Today, Ehud Olmert announced that Israel is turning to electric automobile infrastructure to solve the problems of an oil-poor nation politically and canonically separated from its oil-rich neighbors. With its geographically proximal urbanized areas (Tel Aviv <-> Jerusalem = 40 mi), high oil prices (> $6.25 / gallon of gasoline) and abundance of alternative energy sources (solar primarily, wind + tidal secondarily), Israel may very well be the ideal testing ground for state-funded electric car infrastructure.
The State of Israel will model its program on modern mobile phone usage: first, provide users with discounted hardware. This "discount" will take the form of huge tax breaks in a country where fees surpass 60% of the cost of a new car. Second, offer usage "plans" which are not directly linked to the volatile price of natural resources, with overage charges for citizen who overstep their predicted usage.
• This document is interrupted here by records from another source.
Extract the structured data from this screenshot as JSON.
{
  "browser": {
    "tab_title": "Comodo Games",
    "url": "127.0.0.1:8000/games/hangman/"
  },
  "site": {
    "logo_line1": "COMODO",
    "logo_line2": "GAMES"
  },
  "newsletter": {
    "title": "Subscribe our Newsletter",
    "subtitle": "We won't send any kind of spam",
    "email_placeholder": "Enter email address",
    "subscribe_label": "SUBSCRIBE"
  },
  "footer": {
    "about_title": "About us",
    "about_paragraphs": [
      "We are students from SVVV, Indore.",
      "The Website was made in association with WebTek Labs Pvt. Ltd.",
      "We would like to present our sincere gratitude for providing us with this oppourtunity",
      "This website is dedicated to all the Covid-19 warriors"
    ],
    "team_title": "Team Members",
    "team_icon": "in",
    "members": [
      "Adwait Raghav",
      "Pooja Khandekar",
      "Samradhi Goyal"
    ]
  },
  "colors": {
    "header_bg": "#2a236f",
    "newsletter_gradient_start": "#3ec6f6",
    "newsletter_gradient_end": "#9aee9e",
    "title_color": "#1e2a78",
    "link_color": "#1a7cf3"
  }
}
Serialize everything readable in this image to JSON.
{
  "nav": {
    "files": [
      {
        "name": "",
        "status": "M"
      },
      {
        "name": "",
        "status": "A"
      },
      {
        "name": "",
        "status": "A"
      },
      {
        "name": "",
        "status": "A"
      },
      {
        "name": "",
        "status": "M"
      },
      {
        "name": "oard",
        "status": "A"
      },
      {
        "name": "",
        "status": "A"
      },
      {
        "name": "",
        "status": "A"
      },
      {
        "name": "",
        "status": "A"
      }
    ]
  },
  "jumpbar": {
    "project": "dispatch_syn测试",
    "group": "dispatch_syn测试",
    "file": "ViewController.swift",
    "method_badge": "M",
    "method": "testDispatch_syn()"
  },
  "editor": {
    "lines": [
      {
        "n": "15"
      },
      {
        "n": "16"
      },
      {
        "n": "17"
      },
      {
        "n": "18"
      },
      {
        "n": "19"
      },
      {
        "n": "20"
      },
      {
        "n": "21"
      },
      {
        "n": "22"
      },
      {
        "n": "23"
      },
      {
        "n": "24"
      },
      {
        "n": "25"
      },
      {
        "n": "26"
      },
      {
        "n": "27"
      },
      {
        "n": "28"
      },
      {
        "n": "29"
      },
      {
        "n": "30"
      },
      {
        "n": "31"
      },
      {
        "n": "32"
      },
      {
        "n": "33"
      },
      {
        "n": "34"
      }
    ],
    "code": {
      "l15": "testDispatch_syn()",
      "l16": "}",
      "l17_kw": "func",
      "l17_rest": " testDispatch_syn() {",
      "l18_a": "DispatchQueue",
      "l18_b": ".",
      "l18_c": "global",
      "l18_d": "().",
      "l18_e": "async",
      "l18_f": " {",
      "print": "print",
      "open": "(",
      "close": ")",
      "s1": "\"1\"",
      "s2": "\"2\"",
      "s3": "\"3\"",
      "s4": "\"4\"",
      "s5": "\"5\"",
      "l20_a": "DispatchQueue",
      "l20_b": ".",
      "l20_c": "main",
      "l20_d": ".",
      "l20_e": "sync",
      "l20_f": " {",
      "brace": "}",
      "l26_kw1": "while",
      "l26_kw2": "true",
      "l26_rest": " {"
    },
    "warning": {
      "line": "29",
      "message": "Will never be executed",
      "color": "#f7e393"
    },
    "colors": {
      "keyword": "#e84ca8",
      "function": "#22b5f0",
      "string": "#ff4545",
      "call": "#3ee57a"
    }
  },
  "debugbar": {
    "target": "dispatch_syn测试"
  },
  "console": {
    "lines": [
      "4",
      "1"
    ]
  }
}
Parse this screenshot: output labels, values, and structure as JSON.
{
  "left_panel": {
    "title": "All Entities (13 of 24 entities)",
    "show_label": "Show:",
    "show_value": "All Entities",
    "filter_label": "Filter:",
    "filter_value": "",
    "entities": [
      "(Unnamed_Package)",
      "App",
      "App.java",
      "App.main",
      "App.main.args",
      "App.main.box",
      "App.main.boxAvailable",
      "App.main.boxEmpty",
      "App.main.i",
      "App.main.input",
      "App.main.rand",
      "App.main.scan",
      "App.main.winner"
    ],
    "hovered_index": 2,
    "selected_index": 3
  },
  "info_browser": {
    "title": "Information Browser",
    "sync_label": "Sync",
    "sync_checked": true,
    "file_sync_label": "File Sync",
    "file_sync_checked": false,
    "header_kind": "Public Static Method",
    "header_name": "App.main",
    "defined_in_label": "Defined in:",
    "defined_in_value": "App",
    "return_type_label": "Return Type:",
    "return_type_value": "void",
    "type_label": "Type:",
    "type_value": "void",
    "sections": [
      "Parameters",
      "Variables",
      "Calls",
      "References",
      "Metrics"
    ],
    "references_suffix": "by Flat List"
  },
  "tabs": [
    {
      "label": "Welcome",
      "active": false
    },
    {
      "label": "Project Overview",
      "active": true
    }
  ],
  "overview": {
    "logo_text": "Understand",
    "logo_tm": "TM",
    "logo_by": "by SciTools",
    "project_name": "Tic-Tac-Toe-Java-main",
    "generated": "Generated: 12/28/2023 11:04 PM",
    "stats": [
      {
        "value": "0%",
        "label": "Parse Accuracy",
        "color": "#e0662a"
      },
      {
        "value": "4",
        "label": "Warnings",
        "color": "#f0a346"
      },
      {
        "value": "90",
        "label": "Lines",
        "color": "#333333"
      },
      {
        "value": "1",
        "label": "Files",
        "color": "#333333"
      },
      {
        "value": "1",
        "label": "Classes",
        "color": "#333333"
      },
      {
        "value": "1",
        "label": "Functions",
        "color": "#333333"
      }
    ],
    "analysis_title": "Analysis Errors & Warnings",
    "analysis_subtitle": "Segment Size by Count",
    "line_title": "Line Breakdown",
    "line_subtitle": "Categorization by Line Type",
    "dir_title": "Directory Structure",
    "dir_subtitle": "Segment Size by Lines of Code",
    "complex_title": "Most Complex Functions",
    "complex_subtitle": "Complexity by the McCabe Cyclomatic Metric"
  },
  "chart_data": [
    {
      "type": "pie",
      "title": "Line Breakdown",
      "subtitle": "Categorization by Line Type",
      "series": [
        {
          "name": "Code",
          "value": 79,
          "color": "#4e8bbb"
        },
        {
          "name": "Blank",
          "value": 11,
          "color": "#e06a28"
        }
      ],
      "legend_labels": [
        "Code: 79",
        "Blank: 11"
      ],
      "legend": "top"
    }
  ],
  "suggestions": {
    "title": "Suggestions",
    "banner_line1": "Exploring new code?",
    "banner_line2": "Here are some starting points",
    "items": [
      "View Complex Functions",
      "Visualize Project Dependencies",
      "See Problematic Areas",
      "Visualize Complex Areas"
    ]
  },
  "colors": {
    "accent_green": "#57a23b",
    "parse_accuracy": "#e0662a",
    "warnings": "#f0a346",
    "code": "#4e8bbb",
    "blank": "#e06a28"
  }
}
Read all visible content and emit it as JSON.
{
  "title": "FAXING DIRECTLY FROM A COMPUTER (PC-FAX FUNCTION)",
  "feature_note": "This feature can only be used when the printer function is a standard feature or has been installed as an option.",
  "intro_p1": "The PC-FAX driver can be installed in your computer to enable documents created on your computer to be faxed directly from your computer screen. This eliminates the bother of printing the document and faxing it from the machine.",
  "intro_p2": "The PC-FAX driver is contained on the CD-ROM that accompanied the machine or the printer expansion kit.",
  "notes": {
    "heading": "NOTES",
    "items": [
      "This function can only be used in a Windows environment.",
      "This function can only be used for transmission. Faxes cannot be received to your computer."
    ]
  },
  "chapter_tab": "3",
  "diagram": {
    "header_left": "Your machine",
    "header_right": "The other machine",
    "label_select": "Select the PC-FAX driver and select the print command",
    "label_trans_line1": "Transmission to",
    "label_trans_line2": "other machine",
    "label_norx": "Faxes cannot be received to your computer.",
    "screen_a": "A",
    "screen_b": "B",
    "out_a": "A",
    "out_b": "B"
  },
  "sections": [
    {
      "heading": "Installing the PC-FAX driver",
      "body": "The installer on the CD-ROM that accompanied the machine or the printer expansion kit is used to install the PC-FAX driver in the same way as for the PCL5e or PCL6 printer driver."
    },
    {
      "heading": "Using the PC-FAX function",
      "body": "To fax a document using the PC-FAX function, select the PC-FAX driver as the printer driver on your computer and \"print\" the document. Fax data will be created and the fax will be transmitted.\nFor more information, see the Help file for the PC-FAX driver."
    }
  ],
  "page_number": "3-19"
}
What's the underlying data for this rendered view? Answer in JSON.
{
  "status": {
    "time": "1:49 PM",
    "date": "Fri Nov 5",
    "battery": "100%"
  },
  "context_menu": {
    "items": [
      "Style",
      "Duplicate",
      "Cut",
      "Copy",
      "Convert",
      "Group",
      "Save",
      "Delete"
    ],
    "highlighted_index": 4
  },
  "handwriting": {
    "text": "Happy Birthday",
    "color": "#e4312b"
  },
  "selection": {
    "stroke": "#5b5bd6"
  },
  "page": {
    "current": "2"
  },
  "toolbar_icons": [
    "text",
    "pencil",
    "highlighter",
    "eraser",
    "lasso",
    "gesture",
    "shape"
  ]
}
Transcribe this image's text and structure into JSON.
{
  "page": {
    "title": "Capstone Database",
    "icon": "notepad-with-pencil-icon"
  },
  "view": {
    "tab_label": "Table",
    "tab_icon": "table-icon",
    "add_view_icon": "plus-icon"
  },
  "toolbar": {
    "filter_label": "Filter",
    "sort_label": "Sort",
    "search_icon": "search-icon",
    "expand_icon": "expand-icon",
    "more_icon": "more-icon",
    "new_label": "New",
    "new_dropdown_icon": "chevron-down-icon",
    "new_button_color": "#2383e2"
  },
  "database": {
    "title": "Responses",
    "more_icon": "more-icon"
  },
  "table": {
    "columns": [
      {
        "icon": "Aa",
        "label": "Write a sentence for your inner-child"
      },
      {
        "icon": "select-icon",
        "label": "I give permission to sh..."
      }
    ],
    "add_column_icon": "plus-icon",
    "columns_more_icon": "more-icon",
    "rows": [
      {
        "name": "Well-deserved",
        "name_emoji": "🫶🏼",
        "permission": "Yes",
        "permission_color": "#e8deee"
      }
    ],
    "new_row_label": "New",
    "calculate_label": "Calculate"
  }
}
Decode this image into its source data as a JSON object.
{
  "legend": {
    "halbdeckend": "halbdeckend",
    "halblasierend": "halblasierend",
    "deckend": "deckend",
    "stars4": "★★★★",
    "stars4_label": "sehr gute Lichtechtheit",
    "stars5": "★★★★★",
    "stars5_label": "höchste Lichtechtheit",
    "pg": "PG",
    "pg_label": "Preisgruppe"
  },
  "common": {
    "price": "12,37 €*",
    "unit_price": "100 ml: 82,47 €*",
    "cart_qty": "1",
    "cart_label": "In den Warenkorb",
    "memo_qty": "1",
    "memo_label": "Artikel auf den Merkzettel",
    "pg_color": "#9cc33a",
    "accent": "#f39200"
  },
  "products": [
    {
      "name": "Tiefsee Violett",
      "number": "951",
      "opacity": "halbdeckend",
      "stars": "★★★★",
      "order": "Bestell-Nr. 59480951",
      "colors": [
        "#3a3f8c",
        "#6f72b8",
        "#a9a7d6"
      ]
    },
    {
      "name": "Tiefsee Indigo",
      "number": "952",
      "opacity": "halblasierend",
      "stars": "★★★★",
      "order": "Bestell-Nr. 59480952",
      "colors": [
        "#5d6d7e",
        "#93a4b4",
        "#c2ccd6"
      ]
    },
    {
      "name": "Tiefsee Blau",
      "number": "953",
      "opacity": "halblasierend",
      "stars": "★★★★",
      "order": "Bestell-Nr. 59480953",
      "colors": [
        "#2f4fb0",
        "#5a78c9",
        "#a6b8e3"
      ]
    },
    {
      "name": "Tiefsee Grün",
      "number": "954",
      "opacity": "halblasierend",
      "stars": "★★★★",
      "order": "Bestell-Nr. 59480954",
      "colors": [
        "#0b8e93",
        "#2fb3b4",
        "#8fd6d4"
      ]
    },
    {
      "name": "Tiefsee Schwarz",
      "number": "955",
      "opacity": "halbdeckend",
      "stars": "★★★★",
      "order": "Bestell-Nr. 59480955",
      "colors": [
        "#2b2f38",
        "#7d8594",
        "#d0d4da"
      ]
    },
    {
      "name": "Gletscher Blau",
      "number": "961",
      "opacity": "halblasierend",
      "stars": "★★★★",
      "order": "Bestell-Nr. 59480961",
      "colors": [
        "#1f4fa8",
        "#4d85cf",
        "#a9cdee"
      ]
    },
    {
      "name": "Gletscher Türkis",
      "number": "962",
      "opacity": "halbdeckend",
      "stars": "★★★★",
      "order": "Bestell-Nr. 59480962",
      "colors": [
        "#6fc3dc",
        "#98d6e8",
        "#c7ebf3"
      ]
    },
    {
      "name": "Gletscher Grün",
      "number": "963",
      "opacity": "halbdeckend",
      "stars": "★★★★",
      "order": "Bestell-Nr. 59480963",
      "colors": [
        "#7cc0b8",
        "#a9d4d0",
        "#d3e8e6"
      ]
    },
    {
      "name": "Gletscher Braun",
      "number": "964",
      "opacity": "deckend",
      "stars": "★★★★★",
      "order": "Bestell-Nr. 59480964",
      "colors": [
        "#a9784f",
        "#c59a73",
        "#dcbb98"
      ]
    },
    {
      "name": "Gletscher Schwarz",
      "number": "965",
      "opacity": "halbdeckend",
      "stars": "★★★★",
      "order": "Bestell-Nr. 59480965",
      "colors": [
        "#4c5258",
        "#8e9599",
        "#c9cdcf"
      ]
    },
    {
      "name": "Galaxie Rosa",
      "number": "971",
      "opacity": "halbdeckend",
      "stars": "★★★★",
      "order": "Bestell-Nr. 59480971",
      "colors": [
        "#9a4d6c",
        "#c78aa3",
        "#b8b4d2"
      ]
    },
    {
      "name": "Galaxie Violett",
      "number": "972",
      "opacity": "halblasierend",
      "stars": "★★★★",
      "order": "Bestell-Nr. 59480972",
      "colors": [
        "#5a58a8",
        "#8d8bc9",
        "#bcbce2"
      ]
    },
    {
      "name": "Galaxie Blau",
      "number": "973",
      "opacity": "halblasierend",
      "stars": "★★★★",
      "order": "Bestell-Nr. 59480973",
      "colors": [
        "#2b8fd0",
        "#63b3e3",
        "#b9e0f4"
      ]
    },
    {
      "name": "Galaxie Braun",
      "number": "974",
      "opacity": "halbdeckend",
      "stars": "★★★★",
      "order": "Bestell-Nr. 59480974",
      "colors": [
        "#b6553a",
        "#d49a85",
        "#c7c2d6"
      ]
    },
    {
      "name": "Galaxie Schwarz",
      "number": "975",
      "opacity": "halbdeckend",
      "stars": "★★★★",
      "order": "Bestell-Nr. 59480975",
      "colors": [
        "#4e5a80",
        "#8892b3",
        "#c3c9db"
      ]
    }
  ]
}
This initiative is a public-private partnership, with $200 million in public funding provided to Californian-Israeli startup Project Better Place to set up charging infrastructure and provide batteries. Batteries are to be lithium-ion chem cells providing 124 miles per charge, which in Israel is a reasonable distance; at least some of the recharging is to take place at transfer stations where discharged batteries will be removed and fresh ones inserted, eliminating the charge downtime which most frustrates current electric car users.